◆ **ABOUT THIS TASK**: The records follow. Copy each one exactly.

# # # #

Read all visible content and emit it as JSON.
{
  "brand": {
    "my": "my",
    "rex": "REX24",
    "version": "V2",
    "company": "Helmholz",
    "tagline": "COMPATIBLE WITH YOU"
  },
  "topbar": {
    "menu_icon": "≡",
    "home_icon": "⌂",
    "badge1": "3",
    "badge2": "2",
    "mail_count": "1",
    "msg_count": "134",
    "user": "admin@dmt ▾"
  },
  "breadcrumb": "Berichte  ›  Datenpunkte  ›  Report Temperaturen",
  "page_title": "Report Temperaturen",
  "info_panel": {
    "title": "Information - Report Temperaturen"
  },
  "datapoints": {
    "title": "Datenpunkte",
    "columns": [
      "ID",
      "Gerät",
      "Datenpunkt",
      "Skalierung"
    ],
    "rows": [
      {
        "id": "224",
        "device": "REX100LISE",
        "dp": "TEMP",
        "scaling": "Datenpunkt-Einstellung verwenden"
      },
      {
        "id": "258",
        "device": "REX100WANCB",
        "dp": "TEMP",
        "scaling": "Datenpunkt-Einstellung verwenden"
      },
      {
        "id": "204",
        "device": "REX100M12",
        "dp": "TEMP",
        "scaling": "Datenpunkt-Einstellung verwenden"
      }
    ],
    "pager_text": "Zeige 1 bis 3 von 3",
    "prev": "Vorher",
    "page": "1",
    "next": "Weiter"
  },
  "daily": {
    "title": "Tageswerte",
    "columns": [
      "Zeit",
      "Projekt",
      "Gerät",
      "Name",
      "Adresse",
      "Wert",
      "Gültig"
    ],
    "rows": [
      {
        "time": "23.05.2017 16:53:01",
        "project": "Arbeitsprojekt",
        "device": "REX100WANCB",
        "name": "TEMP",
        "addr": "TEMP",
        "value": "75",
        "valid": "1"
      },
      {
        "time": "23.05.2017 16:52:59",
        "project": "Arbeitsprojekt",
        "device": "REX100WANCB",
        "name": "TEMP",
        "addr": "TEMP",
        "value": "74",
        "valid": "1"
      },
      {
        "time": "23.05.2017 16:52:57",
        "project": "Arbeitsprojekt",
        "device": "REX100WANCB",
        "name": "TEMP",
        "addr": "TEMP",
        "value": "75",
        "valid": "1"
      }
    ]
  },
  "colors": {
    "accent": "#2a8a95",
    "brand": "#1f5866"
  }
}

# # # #

◆ **SOLUTION FOR THIS TASK**:
Read all visible content and emit it as JSON.
{
  "brand": {
    "my": "my",
    "rex": "REX24",
    "version": "V2",
    "company": "Helmholz",
    "tagline": "COMPATIBLE WITH YOU"
  },
  "topbar": {
    "menu_icon": "≡",
    "home_icon": "⌂",
    "badge1": "3",
    "badge2": "2",
    "mail_count": "1",
    "msg_count": "134",
    "user": "admin@dmt ▾"
  },
  "breadcrumb": "Berichte  ›  Datenpunkte  ›  Report Temperaturen",
  "page_title": "Report Temperaturen",
  "info_panel": {
    "title": "Information - Report Temperaturen"
  },
  "datapoints": {
    "title": "Datenpunkte",
    "columns": [
      "ID",
      "Gerät",
      "Datenpunkt",
      "Skalierung"
    ],
    "rows": [
      {
        "id": "224",
        "device": "REX100LISE",
        "dp": "TEMP",
        "scaling": "Datenpunkt-Einstellung verwenden"
      },
      {
        "id": "258",
        "device": "REX100WANCB",
        "dp": "TEMP",
        "scaling": "Datenpunkt-Einstellung verwenden"
      },
      {
        "id": "204",
        "device": "REX100M12",
        "dp": "TEMP",
        "scaling": "Datenpunkt-Einstellung verwenden"
      }
    ],
    "pager_text": "Zeige 1 bis 3 von 3",
    "prev": "Vorher",
    "page": "1",
    "next": "Weiter"
  },
  "daily": {
    "title": "Tageswerte",
    "columns": [
      "Zeit",
      "Projekt",
      "Gerät",
      "Name",
      "Adresse",
      "Wert",
      "Gültig"
    ],
    "rows": [
      {
        "time": "23.05.2017 16:53:01",
        "project": "Arbeitsprojekt",
        "device": "REX100WANCB",
        "name": "TEMP",
        "addr": "TEMP",
        "value": "75",
        "valid": "1"
      },
      {
        "time": "23.05.2017 16:52:59",
        "project": "Arbeitsprojekt",
        "device": "REX100WANCB",
        "name": "TEMP",
        "addr": "TEMP",
        "value": "74",
        "valid": "1"
      },
      {
        "time": "23.05.2017 16:52:57",
        "project": "Arbeitsprojekt",
        "device": "REX100WANCB",
        "name": "TEMP",
        "addr": "TEMP",
        "value": "75",
        "valid": "1"
      }
    ]
  },
  "colors": {
    "accent": "#2a8a95",
    "brand": "#1f5866"
  }
}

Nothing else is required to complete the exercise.